As adults, O’Malley and his siblings came to understand the larger value their family farm had to the environment. It’s a high-quality wetland that includes 6-Mile Creek and it has a big benefit to the surrounding landscape. The marsh acts as a natural sponge, retaining, filtering and slowly releasing floodwater before it rushes into the Village of Waunakee or Lake Mendota.
While wetlands are a defense against flooding and other impacts of climate change, they are a fast-disappearing resource. Only about half of Wisconsin’s original wetlands remain.
But the 84-acre O’Malley parcel is not going anywhere. It’s permanently protecting the watershed, reducing flooding and providing a natural space for the community to enjoy.
“It would not have happened without Groundswell,” O’Malley said.
The land has been part of the O’Malley family since the 1800s. Groundswell worked for four years to orchestrate a land deal that transferred ownership of the property to the Village of Waunakee. Funding and other support to purchase the property came from the Knowles-Nelson Stewardship Program, Dane County Conservation Fund, North American Wetlands Conservation Act, the Village of Waunakee, the Town of Westport, and supporters of Groundswell, including the Estate of Marie Fraser.
The property is located on the western edge of Waunakee and it’s now open for public use.
“You can kill two birds with one stone,” O’Malley said. “You can protect water quality and have flood control for the village and then you can also have a conservancy and recreation area for people to come out and enjoy.”
When he was a boy, O’Malley marveled at the spawning Lake Monona northern pike that he encountered in the marsh. How in the world could the fish travel so far?

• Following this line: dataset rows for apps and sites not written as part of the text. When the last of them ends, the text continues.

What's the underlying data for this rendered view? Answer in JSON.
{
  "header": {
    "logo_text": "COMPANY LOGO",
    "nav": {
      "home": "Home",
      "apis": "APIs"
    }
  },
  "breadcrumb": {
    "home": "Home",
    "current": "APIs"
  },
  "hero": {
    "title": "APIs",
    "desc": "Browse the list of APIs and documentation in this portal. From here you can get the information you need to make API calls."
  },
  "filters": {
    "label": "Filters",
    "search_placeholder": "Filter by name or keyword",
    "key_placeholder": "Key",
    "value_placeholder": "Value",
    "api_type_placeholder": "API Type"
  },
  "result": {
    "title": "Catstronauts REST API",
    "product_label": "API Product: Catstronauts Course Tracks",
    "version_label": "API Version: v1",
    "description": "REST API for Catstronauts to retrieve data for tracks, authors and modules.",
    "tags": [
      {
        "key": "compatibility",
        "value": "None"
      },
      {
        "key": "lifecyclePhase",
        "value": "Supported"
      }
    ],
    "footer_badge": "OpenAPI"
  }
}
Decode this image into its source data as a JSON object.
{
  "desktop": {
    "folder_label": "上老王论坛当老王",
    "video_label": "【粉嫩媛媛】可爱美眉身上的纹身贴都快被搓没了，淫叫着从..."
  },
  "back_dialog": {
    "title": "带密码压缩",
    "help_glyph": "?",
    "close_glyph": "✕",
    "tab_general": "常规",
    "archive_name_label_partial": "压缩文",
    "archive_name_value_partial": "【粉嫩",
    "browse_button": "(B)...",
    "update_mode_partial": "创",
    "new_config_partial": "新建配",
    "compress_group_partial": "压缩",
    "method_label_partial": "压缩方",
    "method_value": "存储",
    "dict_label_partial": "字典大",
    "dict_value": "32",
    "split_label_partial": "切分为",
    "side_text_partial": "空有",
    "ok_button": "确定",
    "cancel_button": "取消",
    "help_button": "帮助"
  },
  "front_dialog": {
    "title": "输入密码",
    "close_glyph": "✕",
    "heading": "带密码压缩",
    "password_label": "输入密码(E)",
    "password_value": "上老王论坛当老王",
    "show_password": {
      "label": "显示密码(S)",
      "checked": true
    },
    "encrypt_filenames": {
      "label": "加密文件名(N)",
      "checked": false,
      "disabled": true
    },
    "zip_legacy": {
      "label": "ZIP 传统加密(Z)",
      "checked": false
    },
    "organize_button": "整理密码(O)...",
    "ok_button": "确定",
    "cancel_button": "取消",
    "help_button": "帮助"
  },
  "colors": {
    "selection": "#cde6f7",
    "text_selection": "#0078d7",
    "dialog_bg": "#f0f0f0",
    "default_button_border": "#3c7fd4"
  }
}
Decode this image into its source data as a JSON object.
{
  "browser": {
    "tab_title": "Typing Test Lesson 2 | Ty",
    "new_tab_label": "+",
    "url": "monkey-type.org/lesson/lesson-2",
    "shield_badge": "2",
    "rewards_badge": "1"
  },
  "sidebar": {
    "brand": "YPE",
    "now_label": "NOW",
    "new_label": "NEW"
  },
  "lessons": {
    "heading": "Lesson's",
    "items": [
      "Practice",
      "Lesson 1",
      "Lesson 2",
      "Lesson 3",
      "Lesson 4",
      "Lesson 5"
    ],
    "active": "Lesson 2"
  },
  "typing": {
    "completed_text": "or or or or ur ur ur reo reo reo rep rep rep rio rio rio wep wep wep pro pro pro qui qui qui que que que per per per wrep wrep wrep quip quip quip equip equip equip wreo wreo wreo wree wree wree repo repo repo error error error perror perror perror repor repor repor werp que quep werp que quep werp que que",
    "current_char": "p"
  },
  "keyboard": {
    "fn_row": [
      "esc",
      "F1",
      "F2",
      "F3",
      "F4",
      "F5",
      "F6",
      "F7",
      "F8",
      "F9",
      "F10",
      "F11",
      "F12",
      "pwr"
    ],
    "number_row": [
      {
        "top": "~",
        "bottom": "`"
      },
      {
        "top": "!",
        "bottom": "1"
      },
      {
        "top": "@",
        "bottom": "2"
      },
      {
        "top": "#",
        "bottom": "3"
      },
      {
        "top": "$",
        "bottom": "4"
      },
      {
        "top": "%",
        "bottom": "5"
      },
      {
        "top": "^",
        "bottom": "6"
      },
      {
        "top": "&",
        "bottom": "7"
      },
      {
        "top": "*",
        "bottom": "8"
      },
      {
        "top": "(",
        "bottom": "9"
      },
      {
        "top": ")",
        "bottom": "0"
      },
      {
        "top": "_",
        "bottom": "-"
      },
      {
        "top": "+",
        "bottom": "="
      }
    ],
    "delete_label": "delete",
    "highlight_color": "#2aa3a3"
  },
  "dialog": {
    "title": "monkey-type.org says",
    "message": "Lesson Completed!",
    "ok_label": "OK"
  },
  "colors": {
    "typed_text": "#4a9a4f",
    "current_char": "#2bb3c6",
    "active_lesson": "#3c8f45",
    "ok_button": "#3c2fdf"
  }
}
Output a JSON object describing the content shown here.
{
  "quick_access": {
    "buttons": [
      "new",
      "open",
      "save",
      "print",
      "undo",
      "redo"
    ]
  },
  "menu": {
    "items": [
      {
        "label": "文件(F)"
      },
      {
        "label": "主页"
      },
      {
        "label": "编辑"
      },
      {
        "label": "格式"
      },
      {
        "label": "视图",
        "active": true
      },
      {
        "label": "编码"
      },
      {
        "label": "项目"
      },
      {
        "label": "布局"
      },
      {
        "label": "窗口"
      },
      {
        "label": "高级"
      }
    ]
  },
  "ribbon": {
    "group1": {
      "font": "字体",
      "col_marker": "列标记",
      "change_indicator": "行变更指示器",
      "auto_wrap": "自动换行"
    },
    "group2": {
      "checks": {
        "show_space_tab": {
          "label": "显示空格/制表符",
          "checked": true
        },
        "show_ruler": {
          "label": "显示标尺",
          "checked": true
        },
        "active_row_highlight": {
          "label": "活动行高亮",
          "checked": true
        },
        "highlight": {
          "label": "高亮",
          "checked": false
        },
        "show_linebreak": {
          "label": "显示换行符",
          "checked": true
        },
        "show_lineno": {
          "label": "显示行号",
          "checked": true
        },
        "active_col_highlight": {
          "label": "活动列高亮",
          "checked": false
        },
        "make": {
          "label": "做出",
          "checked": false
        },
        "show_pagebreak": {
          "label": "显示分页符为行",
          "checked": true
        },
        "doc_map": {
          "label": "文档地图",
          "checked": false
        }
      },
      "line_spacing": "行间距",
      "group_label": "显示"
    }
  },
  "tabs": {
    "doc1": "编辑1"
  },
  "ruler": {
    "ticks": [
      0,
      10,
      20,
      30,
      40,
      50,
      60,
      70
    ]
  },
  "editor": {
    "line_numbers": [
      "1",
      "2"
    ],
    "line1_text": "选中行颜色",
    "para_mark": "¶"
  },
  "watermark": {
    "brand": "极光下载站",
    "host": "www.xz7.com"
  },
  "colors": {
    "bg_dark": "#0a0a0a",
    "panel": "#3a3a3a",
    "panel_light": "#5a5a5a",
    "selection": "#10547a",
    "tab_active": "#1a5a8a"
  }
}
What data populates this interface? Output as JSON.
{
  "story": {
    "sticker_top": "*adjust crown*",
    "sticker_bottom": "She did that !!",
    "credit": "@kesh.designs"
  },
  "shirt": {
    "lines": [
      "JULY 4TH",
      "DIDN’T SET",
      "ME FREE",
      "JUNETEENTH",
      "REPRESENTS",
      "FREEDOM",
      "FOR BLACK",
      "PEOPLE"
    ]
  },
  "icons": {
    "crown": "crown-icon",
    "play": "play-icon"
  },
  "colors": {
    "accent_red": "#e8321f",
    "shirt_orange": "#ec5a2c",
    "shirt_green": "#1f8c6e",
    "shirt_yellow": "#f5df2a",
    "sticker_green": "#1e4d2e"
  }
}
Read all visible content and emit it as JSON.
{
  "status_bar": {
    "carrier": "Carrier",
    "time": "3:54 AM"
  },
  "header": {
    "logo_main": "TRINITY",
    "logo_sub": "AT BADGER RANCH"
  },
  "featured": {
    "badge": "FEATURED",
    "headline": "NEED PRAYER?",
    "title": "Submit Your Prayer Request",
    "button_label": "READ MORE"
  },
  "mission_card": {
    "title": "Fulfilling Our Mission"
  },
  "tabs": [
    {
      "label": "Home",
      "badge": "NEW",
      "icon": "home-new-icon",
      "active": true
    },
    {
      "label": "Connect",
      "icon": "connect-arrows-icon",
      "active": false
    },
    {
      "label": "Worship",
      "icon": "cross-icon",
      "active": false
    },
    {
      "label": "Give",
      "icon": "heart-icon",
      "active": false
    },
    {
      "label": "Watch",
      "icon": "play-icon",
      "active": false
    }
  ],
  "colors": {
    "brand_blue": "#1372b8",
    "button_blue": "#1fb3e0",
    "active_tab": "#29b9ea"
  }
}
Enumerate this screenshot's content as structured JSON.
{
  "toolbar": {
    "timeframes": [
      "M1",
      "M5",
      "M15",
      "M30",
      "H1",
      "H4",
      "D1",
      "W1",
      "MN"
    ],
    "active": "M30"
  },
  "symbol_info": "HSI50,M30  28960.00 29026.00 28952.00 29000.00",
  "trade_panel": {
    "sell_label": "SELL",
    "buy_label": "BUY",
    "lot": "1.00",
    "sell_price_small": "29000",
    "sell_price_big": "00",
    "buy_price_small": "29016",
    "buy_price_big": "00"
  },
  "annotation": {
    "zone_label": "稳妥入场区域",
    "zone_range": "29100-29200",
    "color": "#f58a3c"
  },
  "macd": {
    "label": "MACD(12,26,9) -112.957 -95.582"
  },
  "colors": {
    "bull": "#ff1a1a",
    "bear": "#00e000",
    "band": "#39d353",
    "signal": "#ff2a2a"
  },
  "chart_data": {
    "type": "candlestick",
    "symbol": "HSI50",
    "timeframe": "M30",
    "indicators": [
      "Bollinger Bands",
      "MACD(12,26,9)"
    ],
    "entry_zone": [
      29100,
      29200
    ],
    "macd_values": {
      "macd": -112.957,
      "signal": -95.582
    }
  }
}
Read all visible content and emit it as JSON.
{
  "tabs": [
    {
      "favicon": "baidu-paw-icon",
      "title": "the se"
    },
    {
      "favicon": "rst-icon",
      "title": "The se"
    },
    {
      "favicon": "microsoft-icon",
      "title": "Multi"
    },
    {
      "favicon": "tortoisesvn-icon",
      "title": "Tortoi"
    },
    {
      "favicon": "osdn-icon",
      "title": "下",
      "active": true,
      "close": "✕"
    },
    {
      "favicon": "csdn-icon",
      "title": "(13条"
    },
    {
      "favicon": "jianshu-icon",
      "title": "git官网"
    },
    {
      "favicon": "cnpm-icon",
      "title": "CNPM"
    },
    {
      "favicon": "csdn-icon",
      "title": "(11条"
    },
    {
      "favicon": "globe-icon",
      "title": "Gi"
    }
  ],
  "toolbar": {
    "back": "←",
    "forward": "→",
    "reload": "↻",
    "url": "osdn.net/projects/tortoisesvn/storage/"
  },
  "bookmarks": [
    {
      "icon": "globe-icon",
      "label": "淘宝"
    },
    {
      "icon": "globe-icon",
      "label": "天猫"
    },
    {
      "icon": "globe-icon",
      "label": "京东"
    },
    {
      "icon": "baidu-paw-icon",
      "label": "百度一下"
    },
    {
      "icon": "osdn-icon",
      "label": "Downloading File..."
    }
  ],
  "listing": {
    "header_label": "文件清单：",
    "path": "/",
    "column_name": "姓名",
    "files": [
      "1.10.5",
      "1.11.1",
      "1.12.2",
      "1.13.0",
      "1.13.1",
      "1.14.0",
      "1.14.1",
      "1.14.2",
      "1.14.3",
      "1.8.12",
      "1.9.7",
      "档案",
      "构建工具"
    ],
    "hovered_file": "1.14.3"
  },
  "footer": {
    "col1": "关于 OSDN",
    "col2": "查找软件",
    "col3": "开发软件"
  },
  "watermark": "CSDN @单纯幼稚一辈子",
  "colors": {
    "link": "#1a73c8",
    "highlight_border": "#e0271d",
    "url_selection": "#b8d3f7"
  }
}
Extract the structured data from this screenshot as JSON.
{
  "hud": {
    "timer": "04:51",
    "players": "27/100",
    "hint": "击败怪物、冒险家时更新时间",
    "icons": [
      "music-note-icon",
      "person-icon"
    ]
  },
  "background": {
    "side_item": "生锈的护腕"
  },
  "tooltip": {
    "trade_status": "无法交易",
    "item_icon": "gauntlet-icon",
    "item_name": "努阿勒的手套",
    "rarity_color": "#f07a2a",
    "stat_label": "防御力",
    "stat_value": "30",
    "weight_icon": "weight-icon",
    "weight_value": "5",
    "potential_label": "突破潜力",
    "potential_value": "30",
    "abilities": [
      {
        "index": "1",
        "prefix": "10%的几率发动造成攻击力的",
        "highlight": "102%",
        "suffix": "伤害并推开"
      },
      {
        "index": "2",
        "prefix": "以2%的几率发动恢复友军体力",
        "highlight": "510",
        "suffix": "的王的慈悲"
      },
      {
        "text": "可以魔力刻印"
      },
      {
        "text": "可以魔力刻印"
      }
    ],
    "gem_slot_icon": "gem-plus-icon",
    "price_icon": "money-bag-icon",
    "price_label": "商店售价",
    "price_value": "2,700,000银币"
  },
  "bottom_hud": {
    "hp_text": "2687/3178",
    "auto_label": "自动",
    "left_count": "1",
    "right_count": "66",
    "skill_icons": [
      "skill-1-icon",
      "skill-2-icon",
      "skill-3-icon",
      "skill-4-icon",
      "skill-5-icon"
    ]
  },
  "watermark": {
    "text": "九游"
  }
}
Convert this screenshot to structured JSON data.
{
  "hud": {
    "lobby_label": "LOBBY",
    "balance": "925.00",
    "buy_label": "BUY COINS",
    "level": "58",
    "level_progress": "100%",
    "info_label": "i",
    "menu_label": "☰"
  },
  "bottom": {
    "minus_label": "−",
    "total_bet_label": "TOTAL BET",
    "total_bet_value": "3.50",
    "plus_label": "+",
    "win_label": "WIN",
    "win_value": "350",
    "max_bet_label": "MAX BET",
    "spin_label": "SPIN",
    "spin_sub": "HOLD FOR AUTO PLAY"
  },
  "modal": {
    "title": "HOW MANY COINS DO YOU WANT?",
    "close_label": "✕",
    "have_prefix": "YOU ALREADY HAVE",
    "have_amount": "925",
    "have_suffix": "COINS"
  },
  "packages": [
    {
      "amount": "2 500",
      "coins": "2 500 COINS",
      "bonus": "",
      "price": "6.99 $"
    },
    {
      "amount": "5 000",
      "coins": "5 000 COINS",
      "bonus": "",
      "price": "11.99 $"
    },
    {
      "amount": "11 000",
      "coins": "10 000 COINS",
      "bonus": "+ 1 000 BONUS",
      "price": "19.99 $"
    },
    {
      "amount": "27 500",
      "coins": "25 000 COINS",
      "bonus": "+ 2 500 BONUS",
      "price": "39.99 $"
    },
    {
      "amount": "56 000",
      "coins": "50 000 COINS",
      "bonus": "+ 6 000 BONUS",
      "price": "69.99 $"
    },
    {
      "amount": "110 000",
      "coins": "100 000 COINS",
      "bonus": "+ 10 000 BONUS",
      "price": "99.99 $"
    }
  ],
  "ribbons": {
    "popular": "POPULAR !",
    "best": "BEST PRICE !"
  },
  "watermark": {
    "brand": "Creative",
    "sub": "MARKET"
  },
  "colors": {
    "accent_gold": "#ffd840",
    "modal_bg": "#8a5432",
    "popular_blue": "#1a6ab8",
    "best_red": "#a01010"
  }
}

O’Malley said the land will continue to be a place where the community can connect with the wonders of nature.